Membership to a nation-state and how it can be passed on to the subsequent generation of “eligible citizens” have been highly-contested issues throughout history. During the time when Nepal promulgated its constitution in 2015, the citizenship provision generated much dissatisfaction and debates given its discriminatory nature, particularly against women. One of the widely publicized debates was that between lawmaker and former Deputy Prime Minister Bhim Rawal, who is in complete support of the current provisions, and two women’s rights activists, Sapana Pradhan Malla (former lawmaker) and Aruna Upreti who vehemently opposed the discriminatory provisions. This paper aims to further explore this debate through the use of discourse analysis, basing the analysis on the op-eds and television interviews by the two sides, where, while Malla and Upreti stress on equal rights to citizenship while Rawal keeps defending the current provisions stating that it is in the best interest of national security and sovereignty.

The paper places this debate within the wider literature on gender and nation which contends that, historically, laws governing nation-states have largely been masculinist and have often served to marginalize women and delegitimize their agency. The new citizenship provision of the constitution deems that for an individual to be the citizens of Nepal, both the father and mother have to be Nepali citizens. This has been put forth instead of the “or” provision, which would have given independence to both the father and mother to pass on the citizenship. Concurring with Malla and Upreti, this paper argues that this replacement has established that the citizenship provision is gendered, guided by the heteronormative concepts of a family and has reinforced the patriarchal ideal of male domination in all spheres. Additionally, the paper also argues that the effects of the  citizenship provision in its current form is widespread, excluding not just women but also single parents and LGBTs too.

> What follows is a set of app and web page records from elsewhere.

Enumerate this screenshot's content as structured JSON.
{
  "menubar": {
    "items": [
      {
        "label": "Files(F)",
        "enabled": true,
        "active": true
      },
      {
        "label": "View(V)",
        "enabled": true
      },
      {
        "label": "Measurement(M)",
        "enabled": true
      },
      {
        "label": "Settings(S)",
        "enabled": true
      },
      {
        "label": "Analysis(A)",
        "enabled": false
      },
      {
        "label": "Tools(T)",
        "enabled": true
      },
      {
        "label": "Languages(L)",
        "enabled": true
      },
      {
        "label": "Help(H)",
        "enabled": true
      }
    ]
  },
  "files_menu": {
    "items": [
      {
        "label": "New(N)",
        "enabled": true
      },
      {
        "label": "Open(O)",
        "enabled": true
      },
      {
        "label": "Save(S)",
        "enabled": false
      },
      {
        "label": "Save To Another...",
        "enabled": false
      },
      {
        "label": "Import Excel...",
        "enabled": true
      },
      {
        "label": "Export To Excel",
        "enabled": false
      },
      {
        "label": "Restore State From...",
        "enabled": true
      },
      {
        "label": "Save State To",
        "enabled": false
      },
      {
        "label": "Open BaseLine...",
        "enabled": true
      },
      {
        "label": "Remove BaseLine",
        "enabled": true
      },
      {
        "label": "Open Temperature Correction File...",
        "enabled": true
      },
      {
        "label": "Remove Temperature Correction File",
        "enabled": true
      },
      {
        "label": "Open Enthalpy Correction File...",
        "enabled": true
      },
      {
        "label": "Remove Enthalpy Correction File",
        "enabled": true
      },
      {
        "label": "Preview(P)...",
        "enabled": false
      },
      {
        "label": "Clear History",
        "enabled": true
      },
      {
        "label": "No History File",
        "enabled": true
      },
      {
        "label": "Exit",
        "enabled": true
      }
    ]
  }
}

In the course of exploring both sides of the debate, this paper will elaborate upon the prime issues that have emerged, namely immigration, the “threats” imposed by the open border that Nepal shares with India, the tradition of cross-border marriages and the consequent marginalization brought about by the implementation of the citizenship clause.